BEGIN Dataset content

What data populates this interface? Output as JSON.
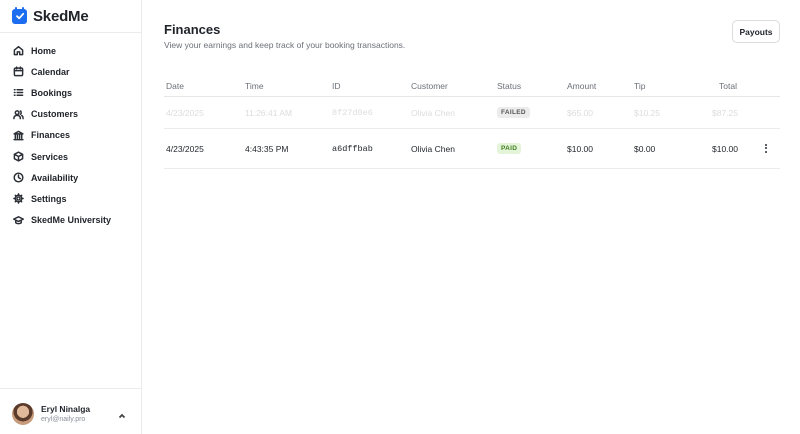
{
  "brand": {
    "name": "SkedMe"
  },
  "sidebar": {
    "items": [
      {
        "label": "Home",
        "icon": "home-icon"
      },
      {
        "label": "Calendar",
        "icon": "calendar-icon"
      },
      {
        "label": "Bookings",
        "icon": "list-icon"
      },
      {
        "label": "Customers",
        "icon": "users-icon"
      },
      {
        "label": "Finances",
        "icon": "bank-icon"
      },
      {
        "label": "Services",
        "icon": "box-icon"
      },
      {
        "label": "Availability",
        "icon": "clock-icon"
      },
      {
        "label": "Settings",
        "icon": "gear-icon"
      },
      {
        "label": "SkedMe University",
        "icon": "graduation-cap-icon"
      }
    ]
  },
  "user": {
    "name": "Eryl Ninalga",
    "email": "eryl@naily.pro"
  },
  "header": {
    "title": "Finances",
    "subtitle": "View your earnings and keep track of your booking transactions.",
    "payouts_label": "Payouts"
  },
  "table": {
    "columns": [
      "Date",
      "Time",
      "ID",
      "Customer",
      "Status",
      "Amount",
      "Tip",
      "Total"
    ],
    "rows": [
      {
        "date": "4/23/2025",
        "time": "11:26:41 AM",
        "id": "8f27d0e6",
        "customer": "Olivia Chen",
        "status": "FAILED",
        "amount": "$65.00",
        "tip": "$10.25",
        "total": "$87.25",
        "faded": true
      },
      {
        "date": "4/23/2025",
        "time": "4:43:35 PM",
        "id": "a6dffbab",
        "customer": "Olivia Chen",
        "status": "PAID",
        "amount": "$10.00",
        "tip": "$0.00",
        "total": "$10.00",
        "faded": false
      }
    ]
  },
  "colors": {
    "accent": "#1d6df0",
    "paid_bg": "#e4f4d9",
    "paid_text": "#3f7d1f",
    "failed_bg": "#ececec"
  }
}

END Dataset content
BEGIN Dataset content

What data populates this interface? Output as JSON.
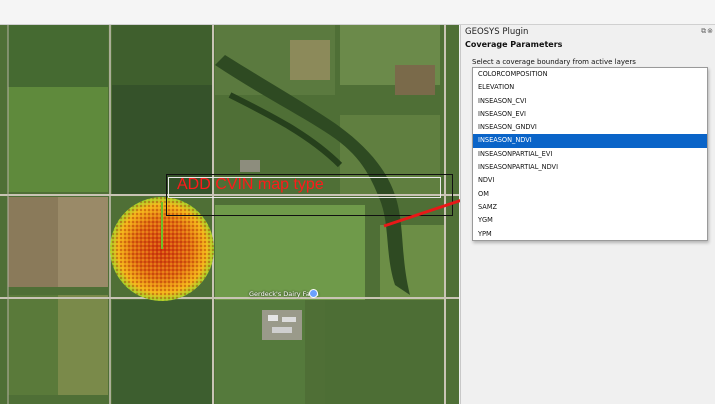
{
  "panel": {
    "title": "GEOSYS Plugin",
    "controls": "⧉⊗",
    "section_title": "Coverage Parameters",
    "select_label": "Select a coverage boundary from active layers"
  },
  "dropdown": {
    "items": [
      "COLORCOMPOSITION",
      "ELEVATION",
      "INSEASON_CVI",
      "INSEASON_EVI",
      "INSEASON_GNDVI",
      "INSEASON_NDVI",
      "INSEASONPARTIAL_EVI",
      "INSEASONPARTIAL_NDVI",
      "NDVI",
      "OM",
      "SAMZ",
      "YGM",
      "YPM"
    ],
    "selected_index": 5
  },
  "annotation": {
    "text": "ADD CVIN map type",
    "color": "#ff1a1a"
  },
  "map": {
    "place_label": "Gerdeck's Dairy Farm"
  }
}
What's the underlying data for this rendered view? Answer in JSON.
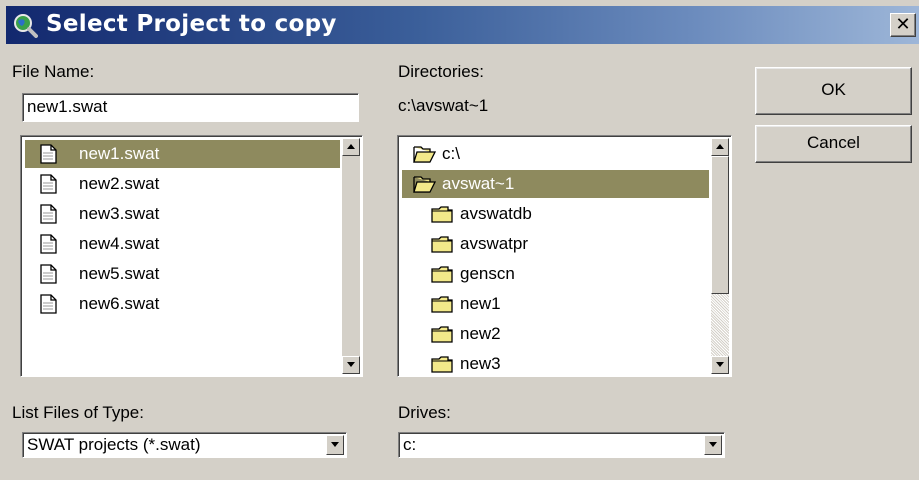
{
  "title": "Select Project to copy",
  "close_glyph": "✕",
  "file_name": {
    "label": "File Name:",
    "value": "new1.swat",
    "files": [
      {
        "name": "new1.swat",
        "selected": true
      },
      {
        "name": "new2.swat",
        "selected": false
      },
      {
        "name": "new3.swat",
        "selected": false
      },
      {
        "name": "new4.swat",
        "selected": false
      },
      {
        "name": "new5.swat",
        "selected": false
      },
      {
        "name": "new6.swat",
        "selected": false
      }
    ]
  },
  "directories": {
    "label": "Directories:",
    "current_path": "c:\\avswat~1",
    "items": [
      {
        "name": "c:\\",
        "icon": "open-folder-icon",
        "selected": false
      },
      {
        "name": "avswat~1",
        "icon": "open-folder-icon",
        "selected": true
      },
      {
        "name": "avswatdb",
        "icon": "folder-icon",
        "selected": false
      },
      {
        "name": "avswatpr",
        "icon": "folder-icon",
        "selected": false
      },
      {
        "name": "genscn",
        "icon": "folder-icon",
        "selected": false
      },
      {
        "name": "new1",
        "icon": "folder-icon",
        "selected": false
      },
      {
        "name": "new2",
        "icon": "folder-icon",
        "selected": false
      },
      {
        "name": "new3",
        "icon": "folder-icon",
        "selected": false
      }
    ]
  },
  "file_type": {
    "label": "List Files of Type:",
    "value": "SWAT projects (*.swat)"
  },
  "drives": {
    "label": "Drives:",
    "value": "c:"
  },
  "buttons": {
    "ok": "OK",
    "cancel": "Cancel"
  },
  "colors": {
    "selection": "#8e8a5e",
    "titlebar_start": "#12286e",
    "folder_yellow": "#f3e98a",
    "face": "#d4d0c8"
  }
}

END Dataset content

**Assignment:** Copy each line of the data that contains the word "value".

**Task response:**
    "value": "new1.swat",
    "value": "SWAT projects (*.swat)"
    "value": "c:"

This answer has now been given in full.